:: PROVIDED ENTRIES

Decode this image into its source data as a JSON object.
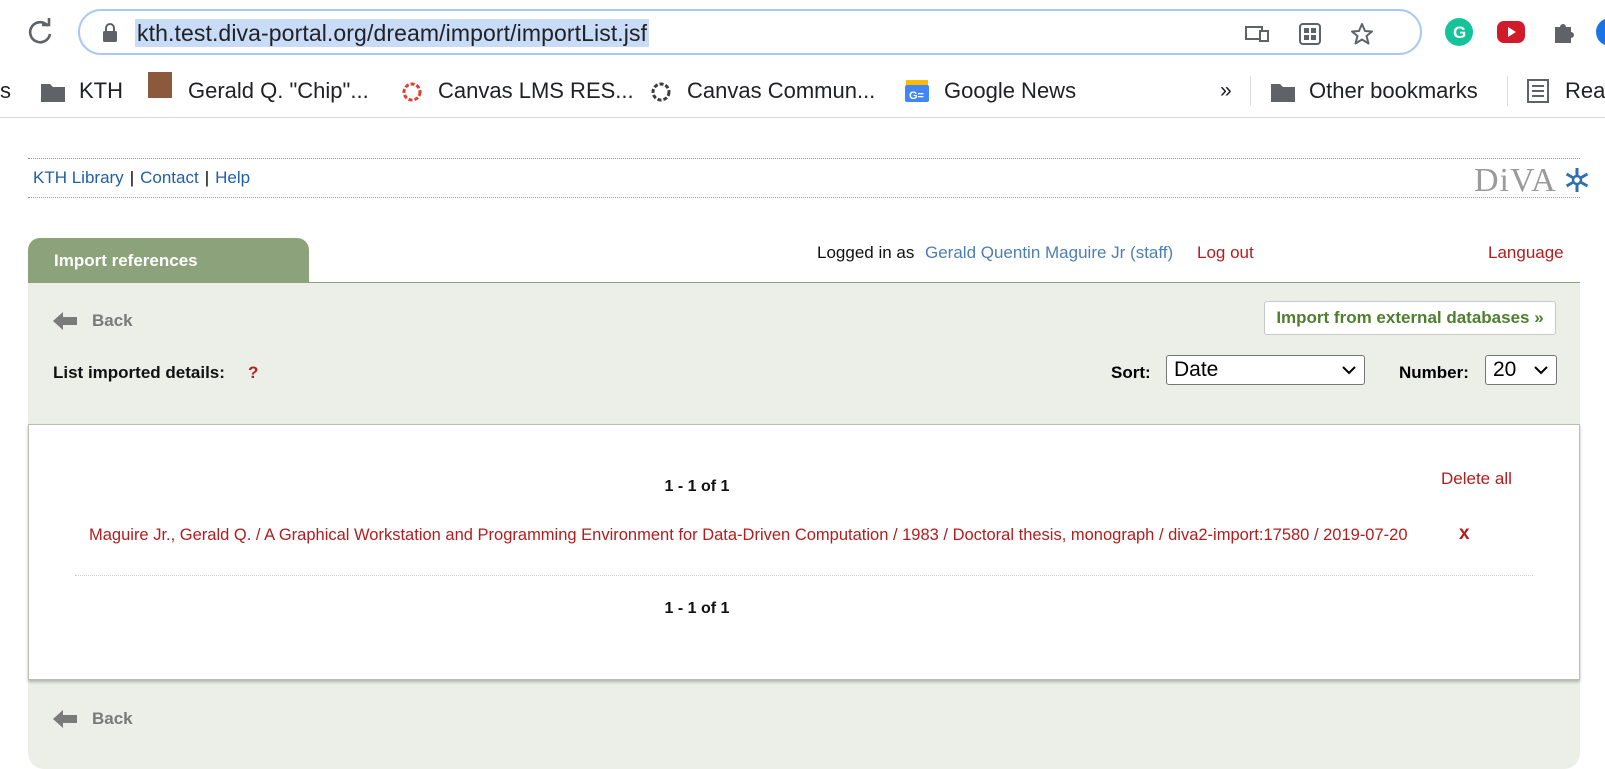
{
  "browser": {
    "url": "kth.test.diva-portal.org/dream/import/importList.jsf",
    "bookmarks": [
      {
        "label": "s"
      },
      {
        "label": "KTH"
      },
      {
        "label": "Gerald Q. \"Chip\"..."
      },
      {
        "label": "Canvas LMS RES..."
      },
      {
        "label": "Canvas Commun..."
      },
      {
        "label": "Google News"
      },
      {
        "label": "»"
      },
      {
        "label": "Other bookmarks"
      },
      {
        "label": "Rea"
      }
    ]
  },
  "header": {
    "links": [
      "KTH Library",
      "Contact",
      "Help"
    ],
    "separator": "|",
    "logo": "DiVA"
  },
  "tab": {
    "label": "Import references"
  },
  "login": {
    "prefix": "Logged in as",
    "user": "Gerald Quentin Maguire Jr (staff)",
    "logout": "Log out",
    "language": "Language"
  },
  "controls": {
    "back": "Back",
    "import_button": "Import from external databases »",
    "list_label": "List imported details:",
    "help": "?",
    "sort_label": "Sort:",
    "sort_value": "Date",
    "number_label": "Number:",
    "number_value": "20"
  },
  "results": {
    "pager_top": "1 - 1 of 1",
    "pager_bottom": "1 - 1 of 1",
    "delete_all": "Delete all",
    "delete_item": "x",
    "items": [
      {
        "text": "Maguire Jr., Gerald Q. / A Graphical Workstation and Programming Environment for Data-Driven Computation / 1983 / Doctoral thesis, monograph / diva2-import:17580 / 2019-07-20"
      }
    ]
  },
  "colors": {
    "tab_green": "#8ca27a",
    "panel_bg": "#eceee8",
    "link_blue": "#1f5fa8",
    "red": "#b01e1e",
    "import_green": "#4f7f2e"
  }
}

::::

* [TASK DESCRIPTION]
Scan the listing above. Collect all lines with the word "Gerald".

* [SOLUTION]
        "label": "Gerald Q. \"Chip\"..."
    "user": "Gerald Quentin Maguire Jr (staff)",
        "text": "Maguire Jr., Gerald Q. / A Graphical Workstation and Programming Environment for Data-Driven Computation / 1983 / Doctoral thesis, monograph / diva2-import:17580 / 2019-07-20"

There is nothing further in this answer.